Please return every record below exactly as it stands.

[Start of Attachment]

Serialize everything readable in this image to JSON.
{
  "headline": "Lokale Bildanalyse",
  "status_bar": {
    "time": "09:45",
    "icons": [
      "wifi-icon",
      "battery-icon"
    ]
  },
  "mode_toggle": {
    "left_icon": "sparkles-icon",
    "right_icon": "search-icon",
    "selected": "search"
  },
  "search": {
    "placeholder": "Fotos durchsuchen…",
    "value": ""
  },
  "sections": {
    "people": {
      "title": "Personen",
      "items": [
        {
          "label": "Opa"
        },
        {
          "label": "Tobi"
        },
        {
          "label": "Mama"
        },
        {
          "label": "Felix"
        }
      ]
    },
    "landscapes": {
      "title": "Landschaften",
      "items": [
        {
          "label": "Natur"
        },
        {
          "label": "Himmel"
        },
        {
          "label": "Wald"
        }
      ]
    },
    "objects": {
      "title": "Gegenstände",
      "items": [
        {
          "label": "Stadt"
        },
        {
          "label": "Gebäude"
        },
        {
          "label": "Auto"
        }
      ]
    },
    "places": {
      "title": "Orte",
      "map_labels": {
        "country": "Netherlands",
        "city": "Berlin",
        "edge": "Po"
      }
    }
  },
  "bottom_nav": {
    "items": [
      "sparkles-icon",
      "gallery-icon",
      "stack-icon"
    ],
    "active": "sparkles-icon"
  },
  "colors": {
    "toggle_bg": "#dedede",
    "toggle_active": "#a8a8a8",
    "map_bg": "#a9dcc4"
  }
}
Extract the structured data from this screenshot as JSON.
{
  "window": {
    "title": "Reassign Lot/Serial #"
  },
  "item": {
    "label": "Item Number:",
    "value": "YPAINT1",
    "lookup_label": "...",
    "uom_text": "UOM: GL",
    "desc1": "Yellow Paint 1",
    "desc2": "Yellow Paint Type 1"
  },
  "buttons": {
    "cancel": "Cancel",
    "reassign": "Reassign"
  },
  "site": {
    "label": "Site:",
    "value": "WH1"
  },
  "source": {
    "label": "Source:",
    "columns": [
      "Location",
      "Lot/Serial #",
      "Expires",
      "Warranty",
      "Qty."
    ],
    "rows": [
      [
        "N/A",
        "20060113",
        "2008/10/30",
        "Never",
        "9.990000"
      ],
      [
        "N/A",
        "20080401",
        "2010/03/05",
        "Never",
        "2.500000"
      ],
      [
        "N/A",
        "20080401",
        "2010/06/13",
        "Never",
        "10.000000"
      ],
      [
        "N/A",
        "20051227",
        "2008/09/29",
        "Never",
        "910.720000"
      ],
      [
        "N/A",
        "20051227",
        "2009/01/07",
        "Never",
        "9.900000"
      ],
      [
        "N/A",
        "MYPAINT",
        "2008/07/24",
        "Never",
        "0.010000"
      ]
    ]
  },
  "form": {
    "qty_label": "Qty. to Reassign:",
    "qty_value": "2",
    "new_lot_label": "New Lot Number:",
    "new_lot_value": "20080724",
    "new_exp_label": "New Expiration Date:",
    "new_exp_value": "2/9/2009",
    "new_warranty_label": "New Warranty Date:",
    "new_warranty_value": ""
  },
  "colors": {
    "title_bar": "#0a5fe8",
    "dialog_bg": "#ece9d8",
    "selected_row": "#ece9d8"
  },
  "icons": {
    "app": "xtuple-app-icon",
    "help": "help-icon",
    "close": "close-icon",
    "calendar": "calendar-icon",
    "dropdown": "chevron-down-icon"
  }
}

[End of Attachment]

### Output of the task
Serialize everything readable in this image to JSON.
{
  "headline": "Lokale Bildanalyse",
  "status_bar": {
    "time": "09:45",
    "icons": [
      "wifi-icon",
      "battery-icon"
    ]
  },
  "mode_toggle": {
    "left_icon": "sparkles-icon",
    "right_icon": "search-icon",
    "selected": "search"
  },
  "search": {
    "placeholder": "Fotos durchsuchen…",
    "value": ""
  },
  "sections": {
    "people": {
      "title": "Personen",
      "items": [
        {
          "label": "Opa"
        },
        {
          "label": "Tobi"
        },
        {
          "label": "Mama"
        },
        {
          "label": "Felix"
        }
      ]
    },
    "landscapes": {
      "title": "Landschaften",
      "items": [
        {
          "label": "Natur"
        },
        {
          "label": "Himmel"
        },
        {
          "label": "Wald"
        }
      ]
    },
    "objects": {
      "title": "Gegenstände",
      "items": [
        {
          "label": "Stadt"
        },
        {
          "label": "Gebäude"
        },
        {
          "label": "Auto"
        }
      ]
    },
    "places": {
      "title": "Orte",
      "map_labels": {
        "country": "Netherlands",
        "city": "Berlin",
        "edge": "Po"
      }
    }
  },
  "bottom_nav": {
    "items": [
      "sparkles-icon",
      "gallery-icon",
      "stack-icon"
    ],
    "active": "sparkles-icon"
  },
  "colors": {
    "toggle_bg": "#dedede",
    "toggle_active": "#a8a8a8",
    "map_bg": "#a9dcc4"
  }
}
Extract the structured data from this screenshot as JSON.
{
  "window": {
    "title": "Reassign Lot/Serial #"
  },
  "item": {
    "label": "Item Number:",
    "value": "YPAINT1",
    "lookup_label": "...",
    "uom_text": "UOM: GL",
    "desc1": "Yellow Paint 1",
    "desc2": "Yellow Paint Type 1"
  },
  "buttons": {
    "cancel": "Cancel",
    "reassign": "Reassign"
  },
  "site": {
    "label": "Site:",
    "value": "WH1"
  },
  "source": {
    "label": "Source:",
    "columns": [
      "Location",
      "Lot/Serial #",
      "Expires",
      "Warranty",
      "Qty."
    ],
    "rows": [
      [
        "N/A",
        "20060113",
        "2008/10/30",
        "Never",
        "9.990000"
      ],
      [
        "N/A",
        "20080401",
        "2010/03/05",
        "Never",
        "2.500000"
      ],
      [
        "N/A",
        "20080401",
        "2010/06/13",
        "Never",
        "10.000000"
      ],
      [
        "N/A",
        "20051227",
        "2008/09/29",
        "Never",
        "910.720000"
      ],
      [
        "N/A",
        "20051227",
        "2009/01/07",
        "Never",
        "9.900000"
      ],
      [
        "N/A",
        "MYPAINT",
        "2008/07/24",
        "Never",
        "0.010000"
      ]
    ]
  },
  "form": {
    "qty_label": "Qty. to Reassign:",
    "qty_value": "2",
    "new_lot_label": "New Lot Number:",
    "new_lot_value": "20080724",
    "new_exp_label": "New Expiration Date:",
    "new_exp_value": "2/9/2009",
    "new_warranty_label": "New Warranty Date:",
    "new_warranty_value": ""
  },
  "colors": {
    "title_bar": "#0a5fe8",
    "dialog_bg": "#ece9d8",
    "selected_row": "#ece9d8"
  },
  "icons": {
    "app": "xtuple-app-icon",
    "help": "help-icon",
    "close": "close-icon",
    "calendar": "calendar-icon",
    "dropdown": "chevron-down-icon"
  }
}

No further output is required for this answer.